One of the fun things writers get to do is creating characters. While we have to accept the people around us in the real world, in our fictional worlds, we can create any character we want. We can make them as good as we want, or as evil as we can imagine. In most cases, the kind of characters and how they are drawn depends on the type of fiction you are writing.
In my fiction, a form of cozy mysteries, my characters need to be believable and realistic. I don’t make them as realistic as they might be in a hard-boiled mystery. For example, while my characters often use foul language, I try to tone it down as much as I can. But my cozy mysteries aren’t about a bunch of old ladies wondering who stole the pea green Worsted Weight yarn from their knitting club; they’re stories about people who kill each other. My first series focused on an ex-detective who continued to solve crimes. My second series focuses on a retired school teacher who interacts with her dead husband to solve the unexplained deaths of people who return as ghosts.
When it came time to start my second series, I had to figure out exactly who Sally O’Brian was. I had some basic parameters. She was going to be a Gen-X retired school teacher, married to a successful investment broker. Unfortunately, she and her husband are involved in a tragic accident on the Pacific Coast Highway, and both Sally and her husband Matthew are killed in the car crash. Sally discovers that she didn’t actually die in the accident, while her husband did. But now he has come back as a ghost. Sally learns that she has a new mission in life. She must help lost souls find out what happened to them…and ultimately, she needs to find out who killed her husband and tried to kill her.

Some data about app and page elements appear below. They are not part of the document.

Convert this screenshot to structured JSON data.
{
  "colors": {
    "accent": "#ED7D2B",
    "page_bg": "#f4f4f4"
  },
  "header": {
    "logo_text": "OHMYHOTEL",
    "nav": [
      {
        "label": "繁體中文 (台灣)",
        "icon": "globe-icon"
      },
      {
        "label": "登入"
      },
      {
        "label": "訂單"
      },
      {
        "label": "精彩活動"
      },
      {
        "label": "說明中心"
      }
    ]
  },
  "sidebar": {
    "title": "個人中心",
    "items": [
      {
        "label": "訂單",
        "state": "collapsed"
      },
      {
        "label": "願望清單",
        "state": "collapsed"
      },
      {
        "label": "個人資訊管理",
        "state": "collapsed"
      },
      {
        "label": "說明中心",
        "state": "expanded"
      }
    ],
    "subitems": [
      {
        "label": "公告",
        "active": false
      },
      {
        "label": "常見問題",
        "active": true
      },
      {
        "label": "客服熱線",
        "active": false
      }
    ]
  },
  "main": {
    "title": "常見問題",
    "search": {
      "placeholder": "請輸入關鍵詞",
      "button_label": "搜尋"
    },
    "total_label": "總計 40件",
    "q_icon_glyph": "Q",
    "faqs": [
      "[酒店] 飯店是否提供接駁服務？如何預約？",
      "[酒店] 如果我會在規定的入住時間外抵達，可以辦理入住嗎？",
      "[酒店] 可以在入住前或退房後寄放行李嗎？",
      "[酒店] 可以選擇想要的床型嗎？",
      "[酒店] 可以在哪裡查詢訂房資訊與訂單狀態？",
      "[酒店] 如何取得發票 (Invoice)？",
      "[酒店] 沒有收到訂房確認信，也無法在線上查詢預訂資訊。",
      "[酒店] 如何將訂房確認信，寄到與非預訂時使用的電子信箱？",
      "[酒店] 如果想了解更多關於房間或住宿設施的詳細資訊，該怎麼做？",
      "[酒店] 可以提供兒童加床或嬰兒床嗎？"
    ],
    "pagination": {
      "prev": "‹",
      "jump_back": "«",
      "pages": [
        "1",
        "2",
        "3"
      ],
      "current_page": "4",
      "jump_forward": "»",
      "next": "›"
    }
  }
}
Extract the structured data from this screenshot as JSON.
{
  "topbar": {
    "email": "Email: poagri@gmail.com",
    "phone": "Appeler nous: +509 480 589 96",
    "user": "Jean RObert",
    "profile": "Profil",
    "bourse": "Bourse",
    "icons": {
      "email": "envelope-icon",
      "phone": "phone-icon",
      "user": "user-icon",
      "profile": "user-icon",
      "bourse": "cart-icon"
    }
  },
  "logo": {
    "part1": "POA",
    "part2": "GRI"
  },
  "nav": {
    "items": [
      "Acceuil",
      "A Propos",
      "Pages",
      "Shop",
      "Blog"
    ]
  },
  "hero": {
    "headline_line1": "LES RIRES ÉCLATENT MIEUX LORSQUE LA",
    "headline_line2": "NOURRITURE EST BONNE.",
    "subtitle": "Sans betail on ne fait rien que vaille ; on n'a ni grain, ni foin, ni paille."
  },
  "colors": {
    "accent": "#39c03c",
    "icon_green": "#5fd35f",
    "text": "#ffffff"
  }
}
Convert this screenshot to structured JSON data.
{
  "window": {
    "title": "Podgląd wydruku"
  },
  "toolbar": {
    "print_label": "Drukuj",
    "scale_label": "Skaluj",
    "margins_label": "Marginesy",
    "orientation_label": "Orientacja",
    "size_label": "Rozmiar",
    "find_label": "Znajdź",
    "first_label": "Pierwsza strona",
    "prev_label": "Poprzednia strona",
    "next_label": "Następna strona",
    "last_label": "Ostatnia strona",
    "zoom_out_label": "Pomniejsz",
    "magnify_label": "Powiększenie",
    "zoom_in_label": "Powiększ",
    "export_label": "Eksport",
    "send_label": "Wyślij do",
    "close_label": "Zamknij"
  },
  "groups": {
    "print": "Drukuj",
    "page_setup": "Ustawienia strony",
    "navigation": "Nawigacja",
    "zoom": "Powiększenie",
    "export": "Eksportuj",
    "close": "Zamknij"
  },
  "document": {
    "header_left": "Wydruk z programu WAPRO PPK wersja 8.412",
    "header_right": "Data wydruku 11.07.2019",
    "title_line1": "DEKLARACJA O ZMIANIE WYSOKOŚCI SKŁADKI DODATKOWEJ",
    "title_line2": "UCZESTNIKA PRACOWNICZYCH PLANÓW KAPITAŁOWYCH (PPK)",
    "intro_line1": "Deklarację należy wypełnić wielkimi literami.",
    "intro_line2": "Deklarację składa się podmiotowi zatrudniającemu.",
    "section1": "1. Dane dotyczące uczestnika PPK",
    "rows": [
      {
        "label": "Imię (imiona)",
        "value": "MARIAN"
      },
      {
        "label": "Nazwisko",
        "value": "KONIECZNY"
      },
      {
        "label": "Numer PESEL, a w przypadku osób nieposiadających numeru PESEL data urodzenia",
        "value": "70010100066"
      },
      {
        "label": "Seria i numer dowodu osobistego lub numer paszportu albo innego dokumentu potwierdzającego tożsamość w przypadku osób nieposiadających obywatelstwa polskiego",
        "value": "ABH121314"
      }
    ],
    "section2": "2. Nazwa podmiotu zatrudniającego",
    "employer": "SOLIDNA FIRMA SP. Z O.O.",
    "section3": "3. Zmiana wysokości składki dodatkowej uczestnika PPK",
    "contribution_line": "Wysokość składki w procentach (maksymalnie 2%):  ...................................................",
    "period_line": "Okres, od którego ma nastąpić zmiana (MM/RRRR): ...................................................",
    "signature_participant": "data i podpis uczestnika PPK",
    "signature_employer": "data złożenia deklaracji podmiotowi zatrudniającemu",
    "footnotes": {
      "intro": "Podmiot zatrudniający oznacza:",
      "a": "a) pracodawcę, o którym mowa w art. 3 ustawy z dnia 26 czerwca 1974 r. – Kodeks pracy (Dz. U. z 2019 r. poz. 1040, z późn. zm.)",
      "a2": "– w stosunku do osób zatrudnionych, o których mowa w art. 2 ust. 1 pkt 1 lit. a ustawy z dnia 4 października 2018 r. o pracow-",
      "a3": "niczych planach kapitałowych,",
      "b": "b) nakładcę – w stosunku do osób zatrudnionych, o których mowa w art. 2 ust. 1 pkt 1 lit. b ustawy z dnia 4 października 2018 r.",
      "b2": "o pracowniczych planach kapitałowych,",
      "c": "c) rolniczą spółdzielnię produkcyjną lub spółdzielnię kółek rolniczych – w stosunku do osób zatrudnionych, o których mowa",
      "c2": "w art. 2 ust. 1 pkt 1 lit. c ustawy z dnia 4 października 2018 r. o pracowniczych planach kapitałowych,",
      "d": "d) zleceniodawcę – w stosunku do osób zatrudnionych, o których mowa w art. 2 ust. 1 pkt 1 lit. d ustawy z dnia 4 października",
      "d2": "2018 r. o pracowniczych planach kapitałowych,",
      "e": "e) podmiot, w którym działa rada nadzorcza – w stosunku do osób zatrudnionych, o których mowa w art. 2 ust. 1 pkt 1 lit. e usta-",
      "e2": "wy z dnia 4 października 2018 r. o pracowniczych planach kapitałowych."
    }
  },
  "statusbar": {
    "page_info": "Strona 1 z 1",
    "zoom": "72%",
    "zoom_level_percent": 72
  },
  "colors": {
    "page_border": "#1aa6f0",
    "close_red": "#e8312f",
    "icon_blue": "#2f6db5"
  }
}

I had the core of my character, but I needed more to bring her to life. To do that, I adopt a rather structured approach to defining my characters. First, I find a picture of my character on the internet. Many times, the pictures I find are those of famous people. Sometimes, they are just people who are in the news. But the picture reminds me of what the character looks like in my mind.
Then I try to build the background history of the character. To do this, I use what I call a Character Card (Figure 1). This card has the name of the character, a series of numbers from 0 to 60. These represent the ages of the character, so if a character is born in 1980, that year is placed at 0. The reason for this is that all of us progress through our lives in just about the same way. We’re babies, then toddlers, then grade-schoolers, then high-schoolers. Some of us go to college, some get jobs, some get married, some join the military. And while every life is unique, most people’s lives follow similar patterns.
Other information on the card are the four lines in the upper right hand side of the card: Parents, Siblings, Spouse, and Children. These individual often provide boundaries around the character. Each of us is often the product of our parents, influenced by our brothers and sisters, defined by our spouse(s), and redeemed by our children. The lines under these four entries are for key facts about the character.
The Character Card allows me to keep track of every character in my story. But the card also helps me build the back story for the character. For example, Sally is the oldest of four children born to George and Elizabeth Pierce. Her siblings are Ronald, Lucy, and youngest brother Tony. Since I know the years that these siblings were born, I have a lot of information about how Sally grew up, what her relationships with her family were like, and even more importantly, what her relationship with her siblings is when my story takes place.
Here’s an example. When Sally was eleven years old, her youngest brother Tony was born. Sally took great pride in helping her mother care for the baby. This value stayed with Sally, so that when she had to go to work when her daughter was five years old, she had no problems expecting an eleven year old to be capable of looking after her daughter. She would later learn that wasn’t the wisest of decisions, but her history helped structure the character I drew in my story.
An astute observer should already realize that creating character cards can lead to the creation of many, many characters. In one of my stories, I had two main characters involved in the murder. Yet I had more than thirty character cards created for their families and relatives, all part of the background story for the two characters. While few of those characters ever appeared in the story, they were essential to understanding the characters who did appear.
As I write the story, the character’s personality continues to develop, often organically on its own. For example, I know that Sally became a teacher when her daughter was five years old. Sally kept teaching third and fourth grade for the next twenty years, when she “retired.” (There is some question about exactly what caused her to give up teaching, but that will be explained in the Ghost in the Garden.) However, Sally’s philosophy of teaching emerges when she is trying to deal with a disappointing turn of events in the Ghost in the Vineyard: “Sally had been a teacher. She had learned never to accept what people called reality when it came to making an impact on a child’s life. She had learned never to give up. ‘I have to accept what actually is, Matt, but that doesn’t mean I won’t keep doing everything I can to change things.’”
This sums up Sally’s philosophy in life. It’s a philosophy that inspires me, and it comes from a character that I thought I created, but who came alive on her own.
And that’s the magic of writing.
If you want to follow the adventures of Sally O’Brian, check out the Crystal Cove Cozy Ghost Mystery series.